Your objective:
In the data below, how many lines contain the string "Rotation"? Give only the number.

Stored data:
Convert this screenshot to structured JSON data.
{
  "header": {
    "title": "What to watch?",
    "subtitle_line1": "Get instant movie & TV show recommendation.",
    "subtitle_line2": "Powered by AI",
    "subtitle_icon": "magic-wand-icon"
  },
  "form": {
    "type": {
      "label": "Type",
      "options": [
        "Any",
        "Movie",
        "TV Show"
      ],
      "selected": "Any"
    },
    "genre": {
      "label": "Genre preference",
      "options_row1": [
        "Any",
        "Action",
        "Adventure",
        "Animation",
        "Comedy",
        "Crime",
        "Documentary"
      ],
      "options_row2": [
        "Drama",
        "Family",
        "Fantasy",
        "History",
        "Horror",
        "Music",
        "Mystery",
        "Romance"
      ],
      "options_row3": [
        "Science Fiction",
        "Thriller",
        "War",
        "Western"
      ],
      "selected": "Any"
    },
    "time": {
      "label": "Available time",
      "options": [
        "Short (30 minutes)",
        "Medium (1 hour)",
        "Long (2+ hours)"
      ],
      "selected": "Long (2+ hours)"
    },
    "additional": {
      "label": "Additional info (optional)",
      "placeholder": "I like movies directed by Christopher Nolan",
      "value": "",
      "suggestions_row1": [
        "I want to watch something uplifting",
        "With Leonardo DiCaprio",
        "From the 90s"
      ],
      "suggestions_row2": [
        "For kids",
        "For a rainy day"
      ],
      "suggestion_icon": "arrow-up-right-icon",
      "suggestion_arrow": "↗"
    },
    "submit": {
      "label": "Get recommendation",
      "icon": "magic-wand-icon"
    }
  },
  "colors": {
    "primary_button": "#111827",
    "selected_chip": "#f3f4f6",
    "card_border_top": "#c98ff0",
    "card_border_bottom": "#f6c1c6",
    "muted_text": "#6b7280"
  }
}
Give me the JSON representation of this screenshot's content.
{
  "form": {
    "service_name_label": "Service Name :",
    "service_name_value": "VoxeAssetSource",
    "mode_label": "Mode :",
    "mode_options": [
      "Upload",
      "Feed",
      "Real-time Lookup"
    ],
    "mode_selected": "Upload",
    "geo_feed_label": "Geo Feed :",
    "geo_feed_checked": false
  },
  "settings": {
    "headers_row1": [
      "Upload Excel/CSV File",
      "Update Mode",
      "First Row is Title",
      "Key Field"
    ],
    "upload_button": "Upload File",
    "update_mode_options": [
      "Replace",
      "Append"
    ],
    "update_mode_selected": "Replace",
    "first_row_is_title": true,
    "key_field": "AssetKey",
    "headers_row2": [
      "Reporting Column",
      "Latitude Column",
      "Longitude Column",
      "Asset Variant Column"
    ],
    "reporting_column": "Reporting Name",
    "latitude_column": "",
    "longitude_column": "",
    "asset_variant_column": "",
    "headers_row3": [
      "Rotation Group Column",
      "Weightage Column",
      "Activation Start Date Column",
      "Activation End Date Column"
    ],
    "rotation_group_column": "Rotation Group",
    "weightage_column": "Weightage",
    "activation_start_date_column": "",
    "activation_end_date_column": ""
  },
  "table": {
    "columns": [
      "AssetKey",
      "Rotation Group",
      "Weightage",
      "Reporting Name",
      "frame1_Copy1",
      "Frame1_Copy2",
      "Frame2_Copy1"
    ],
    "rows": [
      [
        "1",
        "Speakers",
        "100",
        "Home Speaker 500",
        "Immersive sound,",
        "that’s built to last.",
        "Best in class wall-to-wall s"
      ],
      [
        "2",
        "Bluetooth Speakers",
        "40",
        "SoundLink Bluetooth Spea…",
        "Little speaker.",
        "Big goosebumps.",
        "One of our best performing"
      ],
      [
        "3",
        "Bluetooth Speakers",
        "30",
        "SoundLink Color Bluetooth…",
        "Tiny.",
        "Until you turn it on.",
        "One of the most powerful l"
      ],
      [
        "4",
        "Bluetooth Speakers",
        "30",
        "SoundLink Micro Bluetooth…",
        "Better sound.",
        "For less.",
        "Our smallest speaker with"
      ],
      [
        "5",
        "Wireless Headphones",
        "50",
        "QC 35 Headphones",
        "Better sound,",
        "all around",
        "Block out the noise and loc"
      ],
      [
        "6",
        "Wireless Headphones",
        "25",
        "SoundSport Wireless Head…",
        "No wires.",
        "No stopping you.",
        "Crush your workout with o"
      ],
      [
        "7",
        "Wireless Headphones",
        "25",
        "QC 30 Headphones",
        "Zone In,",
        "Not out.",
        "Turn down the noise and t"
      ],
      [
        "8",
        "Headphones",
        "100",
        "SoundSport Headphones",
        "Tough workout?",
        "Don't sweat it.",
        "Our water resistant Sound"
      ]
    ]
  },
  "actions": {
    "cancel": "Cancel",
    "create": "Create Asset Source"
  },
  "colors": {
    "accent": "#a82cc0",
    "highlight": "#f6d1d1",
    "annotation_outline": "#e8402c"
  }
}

Answer to this exercise:
3